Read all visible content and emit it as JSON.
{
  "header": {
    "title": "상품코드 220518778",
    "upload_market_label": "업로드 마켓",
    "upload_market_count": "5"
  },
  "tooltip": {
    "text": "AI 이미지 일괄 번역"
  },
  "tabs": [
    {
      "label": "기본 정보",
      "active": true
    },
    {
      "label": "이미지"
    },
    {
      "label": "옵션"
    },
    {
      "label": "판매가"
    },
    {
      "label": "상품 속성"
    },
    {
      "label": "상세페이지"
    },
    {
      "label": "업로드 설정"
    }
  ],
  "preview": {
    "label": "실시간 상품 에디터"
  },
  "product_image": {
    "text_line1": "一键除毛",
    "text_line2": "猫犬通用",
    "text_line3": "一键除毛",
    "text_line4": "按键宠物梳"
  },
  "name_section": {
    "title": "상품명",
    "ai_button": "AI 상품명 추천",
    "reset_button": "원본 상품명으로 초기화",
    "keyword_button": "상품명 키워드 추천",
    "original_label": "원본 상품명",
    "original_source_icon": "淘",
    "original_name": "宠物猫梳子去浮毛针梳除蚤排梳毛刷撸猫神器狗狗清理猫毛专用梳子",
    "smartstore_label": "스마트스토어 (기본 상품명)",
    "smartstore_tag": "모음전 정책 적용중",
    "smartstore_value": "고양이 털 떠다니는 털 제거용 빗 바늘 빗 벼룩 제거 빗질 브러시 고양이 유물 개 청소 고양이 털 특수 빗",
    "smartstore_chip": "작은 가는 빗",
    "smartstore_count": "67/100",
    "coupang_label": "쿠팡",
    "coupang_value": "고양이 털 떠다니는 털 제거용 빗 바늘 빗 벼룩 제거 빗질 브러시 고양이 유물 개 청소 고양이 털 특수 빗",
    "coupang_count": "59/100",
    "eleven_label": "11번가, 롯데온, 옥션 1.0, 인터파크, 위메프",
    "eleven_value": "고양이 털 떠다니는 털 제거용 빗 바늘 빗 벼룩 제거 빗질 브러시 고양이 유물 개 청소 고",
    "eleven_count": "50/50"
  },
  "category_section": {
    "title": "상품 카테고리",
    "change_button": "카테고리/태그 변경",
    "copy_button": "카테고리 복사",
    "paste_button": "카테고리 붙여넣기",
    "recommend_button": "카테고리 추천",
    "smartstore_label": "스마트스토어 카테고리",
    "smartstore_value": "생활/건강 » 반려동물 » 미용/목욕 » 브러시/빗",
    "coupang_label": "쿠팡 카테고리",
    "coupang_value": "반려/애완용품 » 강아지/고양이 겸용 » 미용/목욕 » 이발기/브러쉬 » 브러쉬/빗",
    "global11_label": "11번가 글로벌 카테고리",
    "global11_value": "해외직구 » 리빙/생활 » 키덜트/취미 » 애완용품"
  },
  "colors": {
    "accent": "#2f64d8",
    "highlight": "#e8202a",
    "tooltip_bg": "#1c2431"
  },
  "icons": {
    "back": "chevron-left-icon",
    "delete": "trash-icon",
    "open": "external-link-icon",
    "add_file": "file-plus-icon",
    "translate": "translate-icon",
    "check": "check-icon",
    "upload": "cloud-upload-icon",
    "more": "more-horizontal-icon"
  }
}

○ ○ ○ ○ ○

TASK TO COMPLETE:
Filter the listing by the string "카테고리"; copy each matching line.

TASK OUTPUT:
    "title": "상품 카테고리",
    "change_button": "카테고리/태그 변경",
    "copy_button": "카테고리 복사",
    "paste_button": "카테고리 붙여넣기",
    "recommend_button": "카테고리 추천",
    "smartstore_label": "스마트스토어 카테고리",
    "coupang_label": "쿠팡 카테고리",
    "global11_label": "11번가 글로벌 카테고리",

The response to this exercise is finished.